We are fortunate to have two exciting events on our calendar in March.
On Sunday morning, March 19, Miriam Jerris, Rabbi for the Society for Humanistic Judaism, will participate with a panel of local rabbis discussing “The Future of Judaism” at the Jewish Community Day of Learning sponsored by the Jewish Federation of Collier County’s Community Relations Committee. Details for registration appear elsewhere in this newspaper.
Secular Humanistic Judaism, which embraces pluralism, has an important role to play in Jewish continuity. No single belief system or lifestyle can win the allegiance of all Jews. Jewish history is witness to the positive force of diversity. Where diversity and personal freedom exist, there is more Jewish creativity and more opportunity for Jews to find their place within the Jewish people.

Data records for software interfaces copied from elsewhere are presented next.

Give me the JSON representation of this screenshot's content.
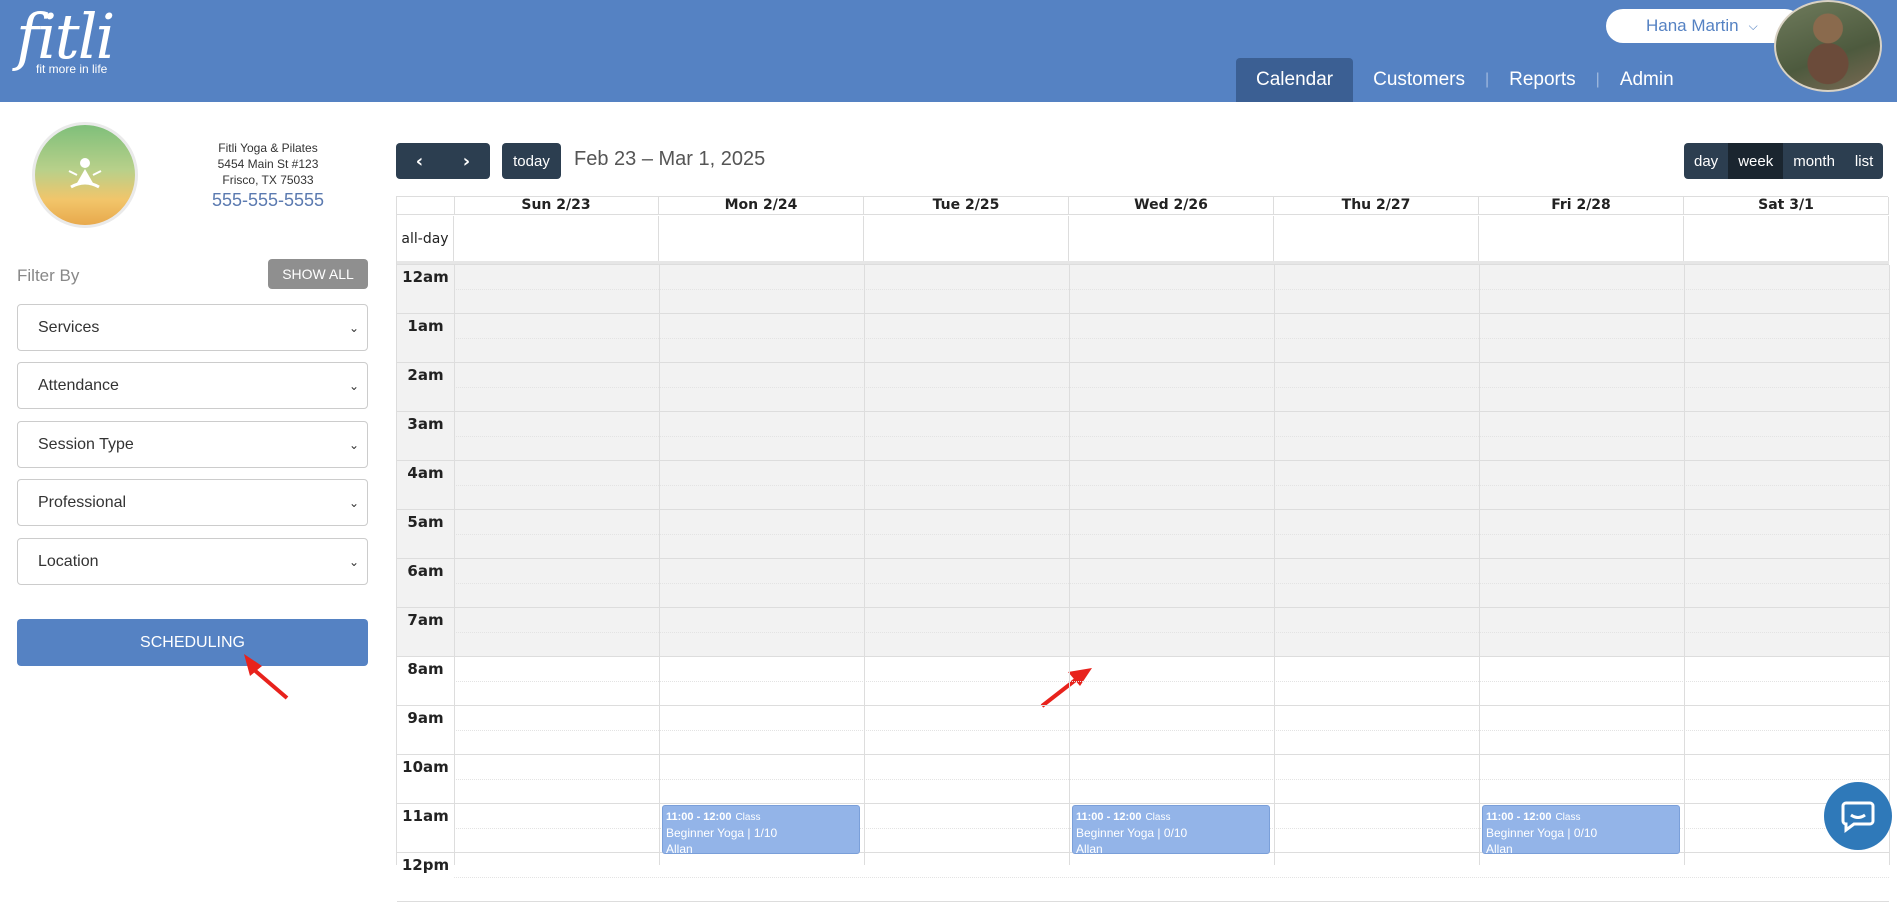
{
  "brand": {
    "name": "fitli",
    "tagline": "fit more in life"
  },
  "user": {
    "name": "Hana Martin"
  },
  "nav": {
    "items": [
      "Calendar",
      "Customers",
      "Reports",
      "Admin"
    ],
    "active": "Calendar"
  },
  "studio": {
    "name": "Fitli Yoga & Pilates",
    "address1": "5454 Main St #123",
    "address2": "Frisco, TX 75033",
    "phone": "555-555-5555"
  },
  "filters": {
    "label": "Filter By",
    "show_all": "SHOW ALL",
    "selects": [
      "Services",
      "Attendance",
      "Session Type",
      "Professional",
      "Location"
    ]
  },
  "scheduling_label": "SCHEDULING",
  "calendar": {
    "today_label": "today",
    "title": "Feb 23 – Mar 1, 2025",
    "views": [
      "day",
      "week",
      "month",
      "list"
    ],
    "active_view": "week",
    "allday_label": "all-day",
    "days": [
      "Sun 2/23",
      "Mon 2/24",
      "Tue 2/25",
      "Wed 2/26",
      "Thu 2/27",
      "Fri 2/28",
      "Sat 3/1"
    ],
    "hours": [
      "12am",
      "1am",
      "2am",
      "3am",
      "4am",
      "5am",
      "6am",
      "7am",
      "8am",
      "9am",
      "10am",
      "11am",
      "12pm"
    ],
    "events": [
      {
        "day": "Mon 2/24",
        "time": "11:00 - 12:00",
        "kind": "Class",
        "title": "Beginner Yoga | 1/10",
        "who": "Allan"
      },
      {
        "day": "Wed 2/26",
        "time": "11:00 - 12:00",
        "kind": "Class",
        "title": "Beginner Yoga | 0/10",
        "who": "Allan"
      },
      {
        "day": "Fri 2/28",
        "time": "11:00 - 12:00",
        "kind": "Class",
        "title": "Beginner Yoga | 0/10",
        "who": "Allan"
      }
    ]
  },
  "colors": {
    "header": "#5582c3",
    "dark": "#2c3e50",
    "event": "#93b4e8",
    "annotation": "#e8221c"
  },
  "icons": [
    "chevron-left-icon",
    "chevron-right-icon",
    "chevron-down-icon",
    "chat-icon",
    "meditation-icon"
  ]
}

A free and open society presents many dilemmas for Jews, but a free and open society breaks down barriers between ethnic and religious groups and mixes people, eliminating old identities and forging new ones. Above all, it creates the “autonomous” individual who refuses to be dictated to by any group. It is apparent most Jews relish this freedom and openness.
As revealed in a recent Pew survey, most Jews do not believe one needs to be “religious” to be Jewish. Younger Jews identify as cultural, and their everyday behavior is strongly secular. The secularization process will continue and expand because it provides personal power, prosperity and options that traditional religious observance cannot create.
Secular Humanistic Judaism serves the Jewish needs of people who want to be Jewish in a fashion meaningful to current times while striving to treat all people with dignity to which they are entitled. Things change so fast we cannot know what will happen in 10 or 20 years, but we can take the energy we devote to useless anxiety over Jewish survival and turn it into guiding Jews to live productive, ethical and culturally Jewish lives in a free society.
On Sunday, March 26, the Havurah hosts Judaic scholar Ellaine Rosen, who has chosen the title “Witness to Goodness” for her presentation that afternoon. We gather in the David G. Willens Community Room at the Federation office (2500 Vanderbilt Beach Road, Suite 2201, Naples) at 1:30 p.m. for “coffee and chat” before the meeting begins promptly at 2:00 p.m. Reservations are required and can be made by contacting Dena Sklaroff at 239.591.0101 or firstname.lastname@example.org.
For secular Humanistic Jews, the most reliable power available to resist human cruelty is human power. Rosen’s research has revealed many examples of efforts that would substantiate this conviction.
The Holocaust is not only a story of victims, perpetrators and collaborators; it is also a story of heroes and heroines – both Jews and Gentiles. Some of the heroic exploits and inventive means by which these brave men and women saved tens of thousands of Jewish lives will be discussed.
Both diplomats and ordinary citizens risked their lives and those of their families to save Jews. Some of their stories have been well chronicled but others are not so well known. Movies and books have told some stories of Jewish and Gentile heroes of the Holocaust, but there are many fascinating little-known incidents and miraculous events which our speaker will reveal.
The participation in, or resistance to, the Final Solution by various nations is also a fascinating but poorly understood chapter in the history of the Holocaust. Some nations willingly surrendered their Jews while others stood up to the Nazis.
Overhanging all these stories is the ultimate question: Would you have had the courage to do what these people did?